_Task item_
Identify every line in the records below that contains the word "views", and copy each of those lines.

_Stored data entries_

■ ■ ■ ■

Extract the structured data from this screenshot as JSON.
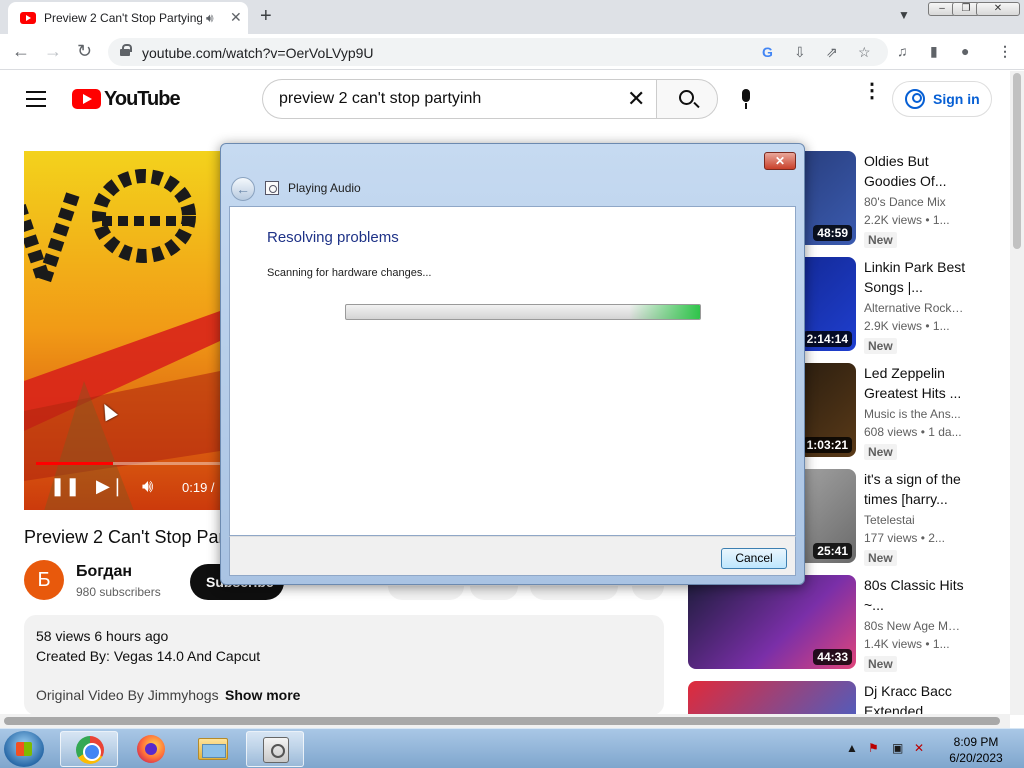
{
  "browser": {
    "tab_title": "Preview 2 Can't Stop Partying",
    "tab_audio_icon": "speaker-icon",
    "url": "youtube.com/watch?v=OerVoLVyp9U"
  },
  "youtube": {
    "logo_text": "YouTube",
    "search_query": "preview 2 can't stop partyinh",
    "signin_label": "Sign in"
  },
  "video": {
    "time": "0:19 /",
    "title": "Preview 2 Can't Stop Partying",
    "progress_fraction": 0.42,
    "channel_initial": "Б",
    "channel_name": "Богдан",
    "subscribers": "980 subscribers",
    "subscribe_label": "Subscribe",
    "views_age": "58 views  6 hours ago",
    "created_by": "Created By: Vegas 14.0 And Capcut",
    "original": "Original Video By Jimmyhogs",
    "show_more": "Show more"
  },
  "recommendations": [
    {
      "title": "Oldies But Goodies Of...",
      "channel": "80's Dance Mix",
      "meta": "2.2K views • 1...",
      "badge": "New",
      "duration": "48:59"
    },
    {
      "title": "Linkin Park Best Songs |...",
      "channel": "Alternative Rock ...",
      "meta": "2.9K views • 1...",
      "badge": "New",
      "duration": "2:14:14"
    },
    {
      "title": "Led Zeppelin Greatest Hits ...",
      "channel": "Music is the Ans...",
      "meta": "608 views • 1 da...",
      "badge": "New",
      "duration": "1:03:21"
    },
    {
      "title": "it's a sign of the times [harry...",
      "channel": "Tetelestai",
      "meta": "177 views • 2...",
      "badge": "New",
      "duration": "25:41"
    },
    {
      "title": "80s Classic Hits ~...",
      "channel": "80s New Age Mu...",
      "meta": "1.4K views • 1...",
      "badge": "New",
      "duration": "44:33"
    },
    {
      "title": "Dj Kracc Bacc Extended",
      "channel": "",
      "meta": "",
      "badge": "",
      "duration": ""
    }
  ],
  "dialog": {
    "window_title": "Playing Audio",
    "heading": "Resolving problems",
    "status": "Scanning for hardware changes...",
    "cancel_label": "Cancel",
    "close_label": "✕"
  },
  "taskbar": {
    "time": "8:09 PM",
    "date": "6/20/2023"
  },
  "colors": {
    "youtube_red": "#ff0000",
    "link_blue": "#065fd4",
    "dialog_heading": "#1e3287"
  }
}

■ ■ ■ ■

_Answer below_
    "views_age": "58 views  6 hours ago",
      "meta": "2.2K views • 1...",
      "meta": "2.9K views • 1...",
      "meta": "608 views • 1 da...",
      "meta": "177 views • 2...",
      "meta": "1.4K views • 1...",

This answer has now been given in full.